What this task involves:
The answer must be the data, repeated exactly.

---*---

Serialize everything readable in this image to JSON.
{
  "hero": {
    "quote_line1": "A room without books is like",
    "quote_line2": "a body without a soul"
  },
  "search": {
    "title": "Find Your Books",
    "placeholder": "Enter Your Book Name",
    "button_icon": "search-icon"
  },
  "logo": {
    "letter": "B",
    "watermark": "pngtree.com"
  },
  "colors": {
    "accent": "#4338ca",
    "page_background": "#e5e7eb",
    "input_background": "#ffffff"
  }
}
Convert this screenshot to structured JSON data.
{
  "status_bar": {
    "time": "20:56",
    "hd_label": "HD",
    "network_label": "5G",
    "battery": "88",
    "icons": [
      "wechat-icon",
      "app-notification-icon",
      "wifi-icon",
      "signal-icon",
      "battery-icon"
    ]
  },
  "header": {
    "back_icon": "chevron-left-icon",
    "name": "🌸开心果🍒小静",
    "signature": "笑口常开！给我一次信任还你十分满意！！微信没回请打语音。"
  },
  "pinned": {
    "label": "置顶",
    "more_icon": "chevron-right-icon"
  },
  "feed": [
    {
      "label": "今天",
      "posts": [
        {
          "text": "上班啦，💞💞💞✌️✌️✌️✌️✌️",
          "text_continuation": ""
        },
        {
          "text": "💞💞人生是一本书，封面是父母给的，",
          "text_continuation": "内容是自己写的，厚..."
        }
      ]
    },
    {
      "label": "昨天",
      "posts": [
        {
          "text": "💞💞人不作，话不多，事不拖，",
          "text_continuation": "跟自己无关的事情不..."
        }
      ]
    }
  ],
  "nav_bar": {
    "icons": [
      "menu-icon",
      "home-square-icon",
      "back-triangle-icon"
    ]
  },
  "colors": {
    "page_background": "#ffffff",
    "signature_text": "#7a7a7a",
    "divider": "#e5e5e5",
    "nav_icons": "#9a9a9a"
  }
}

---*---

Exercise response:
Serialize everything readable in this image to JSON.
{
  "hero": {
    "quote_line1": "A room without books is like",
    "quote_line2": "a body without a soul"
  },
  "search": {
    "title": "Find Your Books",
    "placeholder": "Enter Your Book Name",
    "button_icon": "search-icon"
  },
  "logo": {
    "letter": "B",
    "watermark": "pngtree.com"
  },
  "colors": {
    "accent": "#4338ca",
    "page_background": "#e5e7eb",
    "input_background": "#ffffff"
  }
}
Convert this screenshot to structured JSON data.
{
  "status_bar": {
    "time": "20:56",
    "hd_label": "HD",
    "network_label": "5G",
    "battery": "88",
    "icons": [
      "wechat-icon",
      "app-notification-icon",
      "wifi-icon",
      "signal-icon",
      "battery-icon"
    ]
  },
  "header": {
    "back_icon": "chevron-left-icon",
    "name": "🌸开心果🍒小静",
    "signature": "笑口常开！给我一次信任还你十分满意！！微信没回请打语音。"
  },
  "pinned": {
    "label": "置顶",
    "more_icon": "chevron-right-icon"
  },
  "feed": [
    {
      "label": "今天",
      "posts": [
        {
          "text": "上班啦，💞💞💞✌️✌️✌️✌️✌️",
          "text_continuation": ""
        },
        {
          "text": "💞💞人生是一本书，封面是父母给的，",
          "text_continuation": "内容是自己写的，厚..."
        }
      ]
    },
    {
      "label": "昨天",
      "posts": [
        {
          "text": "💞💞人不作，话不多，事不拖，",
          "text_continuation": "跟自己无关的事情不..."
        }
      ]
    }
  ],
  "nav_bar": {
    "icons": [
      "menu-icon",
      "home-square-icon",
      "back-triangle-icon"
    ]
  },
  "colors": {
    "page_background": "#ffffff",
    "signature_text": "#7a7a7a",
    "divider": "#e5e5e5",
    "nav_icons": "#9a9a9a"
  }
}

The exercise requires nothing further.